What you should do:
Search the entries below for the word "chevron", then copy each line in which it is found.

# # # #

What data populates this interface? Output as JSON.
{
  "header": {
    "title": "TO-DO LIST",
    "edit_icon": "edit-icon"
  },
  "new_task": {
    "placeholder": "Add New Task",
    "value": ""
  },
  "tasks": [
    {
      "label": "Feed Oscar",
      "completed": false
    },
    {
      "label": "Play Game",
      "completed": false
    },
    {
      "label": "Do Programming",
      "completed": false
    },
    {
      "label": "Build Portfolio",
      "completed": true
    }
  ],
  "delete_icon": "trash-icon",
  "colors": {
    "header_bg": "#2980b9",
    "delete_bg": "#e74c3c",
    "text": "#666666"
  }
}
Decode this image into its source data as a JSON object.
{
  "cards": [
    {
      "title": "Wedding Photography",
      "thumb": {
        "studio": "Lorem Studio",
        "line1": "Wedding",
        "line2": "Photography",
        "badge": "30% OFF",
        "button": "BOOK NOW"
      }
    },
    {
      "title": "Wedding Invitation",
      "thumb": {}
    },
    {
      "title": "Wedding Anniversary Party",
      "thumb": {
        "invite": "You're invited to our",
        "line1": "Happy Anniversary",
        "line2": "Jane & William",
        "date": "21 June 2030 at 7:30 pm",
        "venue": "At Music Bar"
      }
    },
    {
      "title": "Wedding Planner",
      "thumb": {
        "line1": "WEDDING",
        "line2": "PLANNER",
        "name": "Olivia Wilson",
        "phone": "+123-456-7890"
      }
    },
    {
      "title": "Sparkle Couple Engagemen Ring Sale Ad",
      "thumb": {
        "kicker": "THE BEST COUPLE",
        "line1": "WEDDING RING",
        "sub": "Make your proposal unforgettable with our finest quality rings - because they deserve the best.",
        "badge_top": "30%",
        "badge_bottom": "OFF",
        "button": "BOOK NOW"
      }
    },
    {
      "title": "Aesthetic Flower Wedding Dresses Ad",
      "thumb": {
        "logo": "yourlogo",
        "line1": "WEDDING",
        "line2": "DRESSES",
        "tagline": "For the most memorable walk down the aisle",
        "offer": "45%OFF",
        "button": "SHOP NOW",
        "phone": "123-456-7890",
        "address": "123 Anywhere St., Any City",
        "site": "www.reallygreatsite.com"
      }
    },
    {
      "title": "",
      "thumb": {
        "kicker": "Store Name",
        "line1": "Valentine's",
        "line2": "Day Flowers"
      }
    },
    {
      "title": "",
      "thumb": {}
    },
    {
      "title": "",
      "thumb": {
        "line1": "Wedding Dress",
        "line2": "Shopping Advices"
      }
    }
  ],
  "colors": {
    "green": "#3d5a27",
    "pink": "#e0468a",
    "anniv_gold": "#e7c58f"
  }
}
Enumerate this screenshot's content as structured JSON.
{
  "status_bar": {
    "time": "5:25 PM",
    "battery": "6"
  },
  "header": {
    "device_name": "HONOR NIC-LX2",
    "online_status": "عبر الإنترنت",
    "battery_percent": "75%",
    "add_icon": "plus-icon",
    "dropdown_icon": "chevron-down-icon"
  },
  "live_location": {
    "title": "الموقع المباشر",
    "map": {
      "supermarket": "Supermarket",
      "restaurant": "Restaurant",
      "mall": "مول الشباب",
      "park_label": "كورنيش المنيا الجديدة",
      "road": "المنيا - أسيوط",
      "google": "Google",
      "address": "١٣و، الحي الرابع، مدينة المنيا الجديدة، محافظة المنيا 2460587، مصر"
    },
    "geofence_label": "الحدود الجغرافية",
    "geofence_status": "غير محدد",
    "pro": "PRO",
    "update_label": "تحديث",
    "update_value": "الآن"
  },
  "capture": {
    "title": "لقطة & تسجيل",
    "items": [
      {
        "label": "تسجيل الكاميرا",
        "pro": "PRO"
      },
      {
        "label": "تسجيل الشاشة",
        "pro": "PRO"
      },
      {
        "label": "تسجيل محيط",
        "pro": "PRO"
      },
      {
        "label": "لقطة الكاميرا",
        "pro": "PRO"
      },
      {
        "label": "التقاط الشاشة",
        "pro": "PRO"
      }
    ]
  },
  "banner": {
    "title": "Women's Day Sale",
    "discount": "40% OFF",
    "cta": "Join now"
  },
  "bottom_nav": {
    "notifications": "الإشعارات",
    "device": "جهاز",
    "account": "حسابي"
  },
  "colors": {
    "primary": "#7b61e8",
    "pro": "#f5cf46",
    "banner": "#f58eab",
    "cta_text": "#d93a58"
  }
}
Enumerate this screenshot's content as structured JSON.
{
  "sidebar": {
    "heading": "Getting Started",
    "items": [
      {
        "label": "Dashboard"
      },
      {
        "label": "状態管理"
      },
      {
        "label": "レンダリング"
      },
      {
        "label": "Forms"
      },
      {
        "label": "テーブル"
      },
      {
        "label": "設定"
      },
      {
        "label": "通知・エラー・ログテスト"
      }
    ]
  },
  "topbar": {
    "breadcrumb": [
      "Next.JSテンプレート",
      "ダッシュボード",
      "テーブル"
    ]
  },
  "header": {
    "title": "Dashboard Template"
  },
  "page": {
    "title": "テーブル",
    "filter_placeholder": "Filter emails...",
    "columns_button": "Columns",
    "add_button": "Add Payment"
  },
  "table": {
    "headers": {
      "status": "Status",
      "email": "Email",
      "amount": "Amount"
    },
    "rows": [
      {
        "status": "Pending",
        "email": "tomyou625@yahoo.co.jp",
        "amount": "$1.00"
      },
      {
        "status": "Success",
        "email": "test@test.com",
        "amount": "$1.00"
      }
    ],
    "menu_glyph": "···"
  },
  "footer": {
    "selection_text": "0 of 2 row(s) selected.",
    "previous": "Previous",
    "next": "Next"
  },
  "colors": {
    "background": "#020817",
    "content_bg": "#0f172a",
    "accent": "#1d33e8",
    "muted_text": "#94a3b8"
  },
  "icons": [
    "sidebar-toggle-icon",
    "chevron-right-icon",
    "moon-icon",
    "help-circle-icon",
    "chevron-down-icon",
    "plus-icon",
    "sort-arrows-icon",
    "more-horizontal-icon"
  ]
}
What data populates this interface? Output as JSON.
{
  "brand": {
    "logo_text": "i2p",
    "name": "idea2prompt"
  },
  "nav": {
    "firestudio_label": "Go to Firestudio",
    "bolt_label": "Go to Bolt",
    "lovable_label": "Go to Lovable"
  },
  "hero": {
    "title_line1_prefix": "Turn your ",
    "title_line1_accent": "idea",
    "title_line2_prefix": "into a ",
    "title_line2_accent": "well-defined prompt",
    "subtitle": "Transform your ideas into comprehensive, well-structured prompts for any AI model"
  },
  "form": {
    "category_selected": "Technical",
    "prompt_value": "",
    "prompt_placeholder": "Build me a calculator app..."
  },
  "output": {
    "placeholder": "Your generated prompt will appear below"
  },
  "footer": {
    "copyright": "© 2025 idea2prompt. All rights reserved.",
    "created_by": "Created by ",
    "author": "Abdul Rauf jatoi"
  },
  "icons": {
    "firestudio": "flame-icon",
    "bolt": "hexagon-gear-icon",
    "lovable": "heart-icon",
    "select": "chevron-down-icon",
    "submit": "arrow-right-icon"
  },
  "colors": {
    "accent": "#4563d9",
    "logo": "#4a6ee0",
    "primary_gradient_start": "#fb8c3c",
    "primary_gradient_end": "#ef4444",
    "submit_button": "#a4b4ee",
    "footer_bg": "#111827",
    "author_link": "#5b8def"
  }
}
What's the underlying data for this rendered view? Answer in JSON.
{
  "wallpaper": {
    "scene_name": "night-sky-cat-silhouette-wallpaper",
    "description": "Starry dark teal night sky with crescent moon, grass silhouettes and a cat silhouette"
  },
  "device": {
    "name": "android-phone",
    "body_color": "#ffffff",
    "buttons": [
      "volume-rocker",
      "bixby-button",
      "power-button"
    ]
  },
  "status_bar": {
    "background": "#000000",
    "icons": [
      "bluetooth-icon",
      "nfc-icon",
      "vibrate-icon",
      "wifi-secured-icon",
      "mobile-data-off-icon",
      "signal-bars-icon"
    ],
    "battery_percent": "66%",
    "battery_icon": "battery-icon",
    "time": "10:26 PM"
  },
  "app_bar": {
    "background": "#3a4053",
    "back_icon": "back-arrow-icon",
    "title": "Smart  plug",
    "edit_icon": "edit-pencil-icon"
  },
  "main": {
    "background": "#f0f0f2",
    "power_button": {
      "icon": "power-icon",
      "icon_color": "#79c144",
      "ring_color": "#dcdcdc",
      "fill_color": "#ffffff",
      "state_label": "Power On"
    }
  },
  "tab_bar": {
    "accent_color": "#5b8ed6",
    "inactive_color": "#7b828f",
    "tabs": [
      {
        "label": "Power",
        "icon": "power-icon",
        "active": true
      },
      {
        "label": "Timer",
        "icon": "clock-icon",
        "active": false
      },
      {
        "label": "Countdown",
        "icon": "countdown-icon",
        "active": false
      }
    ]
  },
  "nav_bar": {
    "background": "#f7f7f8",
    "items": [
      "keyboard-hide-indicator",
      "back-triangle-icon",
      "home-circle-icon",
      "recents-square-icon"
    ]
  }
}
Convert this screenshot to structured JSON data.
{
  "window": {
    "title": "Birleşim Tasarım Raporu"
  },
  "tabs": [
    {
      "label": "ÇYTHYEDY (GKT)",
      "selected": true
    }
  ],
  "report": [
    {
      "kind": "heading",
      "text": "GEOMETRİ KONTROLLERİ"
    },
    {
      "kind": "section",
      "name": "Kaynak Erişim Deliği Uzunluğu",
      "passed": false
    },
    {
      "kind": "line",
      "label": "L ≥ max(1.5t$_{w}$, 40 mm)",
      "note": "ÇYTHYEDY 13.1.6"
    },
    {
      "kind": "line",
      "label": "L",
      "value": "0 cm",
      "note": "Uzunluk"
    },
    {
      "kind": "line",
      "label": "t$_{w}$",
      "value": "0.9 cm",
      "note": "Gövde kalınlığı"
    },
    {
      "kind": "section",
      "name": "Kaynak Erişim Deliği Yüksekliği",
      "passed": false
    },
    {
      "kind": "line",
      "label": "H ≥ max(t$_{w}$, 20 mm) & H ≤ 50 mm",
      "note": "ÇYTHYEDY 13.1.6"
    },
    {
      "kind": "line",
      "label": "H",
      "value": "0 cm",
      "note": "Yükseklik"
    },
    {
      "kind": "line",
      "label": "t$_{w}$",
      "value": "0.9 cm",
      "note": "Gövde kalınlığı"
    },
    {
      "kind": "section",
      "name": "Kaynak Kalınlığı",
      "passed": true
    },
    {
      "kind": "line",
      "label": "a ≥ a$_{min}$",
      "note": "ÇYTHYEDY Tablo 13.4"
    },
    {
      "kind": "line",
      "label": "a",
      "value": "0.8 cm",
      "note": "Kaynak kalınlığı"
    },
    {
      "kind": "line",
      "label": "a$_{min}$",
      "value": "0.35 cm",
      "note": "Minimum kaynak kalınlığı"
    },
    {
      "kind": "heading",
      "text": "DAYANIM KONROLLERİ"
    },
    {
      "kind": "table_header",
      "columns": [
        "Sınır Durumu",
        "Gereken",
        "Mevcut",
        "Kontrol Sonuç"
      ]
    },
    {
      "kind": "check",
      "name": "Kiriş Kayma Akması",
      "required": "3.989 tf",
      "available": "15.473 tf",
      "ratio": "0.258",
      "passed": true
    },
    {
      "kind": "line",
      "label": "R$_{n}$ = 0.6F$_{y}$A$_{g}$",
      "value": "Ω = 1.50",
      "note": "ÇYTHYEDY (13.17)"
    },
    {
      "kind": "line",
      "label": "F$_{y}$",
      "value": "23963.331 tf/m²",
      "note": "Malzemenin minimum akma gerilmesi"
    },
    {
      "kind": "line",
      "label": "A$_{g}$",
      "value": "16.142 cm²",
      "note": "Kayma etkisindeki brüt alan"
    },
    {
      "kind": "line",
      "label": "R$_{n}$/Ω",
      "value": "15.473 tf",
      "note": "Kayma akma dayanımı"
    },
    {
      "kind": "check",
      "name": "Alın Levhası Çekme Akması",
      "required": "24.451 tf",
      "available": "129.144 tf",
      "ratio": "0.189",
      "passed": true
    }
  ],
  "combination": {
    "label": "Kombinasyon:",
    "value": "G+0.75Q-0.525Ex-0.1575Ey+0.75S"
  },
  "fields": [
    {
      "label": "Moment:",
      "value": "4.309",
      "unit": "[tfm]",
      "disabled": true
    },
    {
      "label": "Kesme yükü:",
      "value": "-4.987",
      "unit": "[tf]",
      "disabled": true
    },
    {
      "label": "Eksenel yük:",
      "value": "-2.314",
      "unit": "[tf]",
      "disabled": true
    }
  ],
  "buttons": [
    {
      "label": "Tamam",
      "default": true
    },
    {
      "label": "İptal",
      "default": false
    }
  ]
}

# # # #

Exercise answer:
    "dropdown_icon": "chevron-down-icon"
    "chevron-right-icon",
    "chevron-down-icon",
    "select": "chevron-down-icon",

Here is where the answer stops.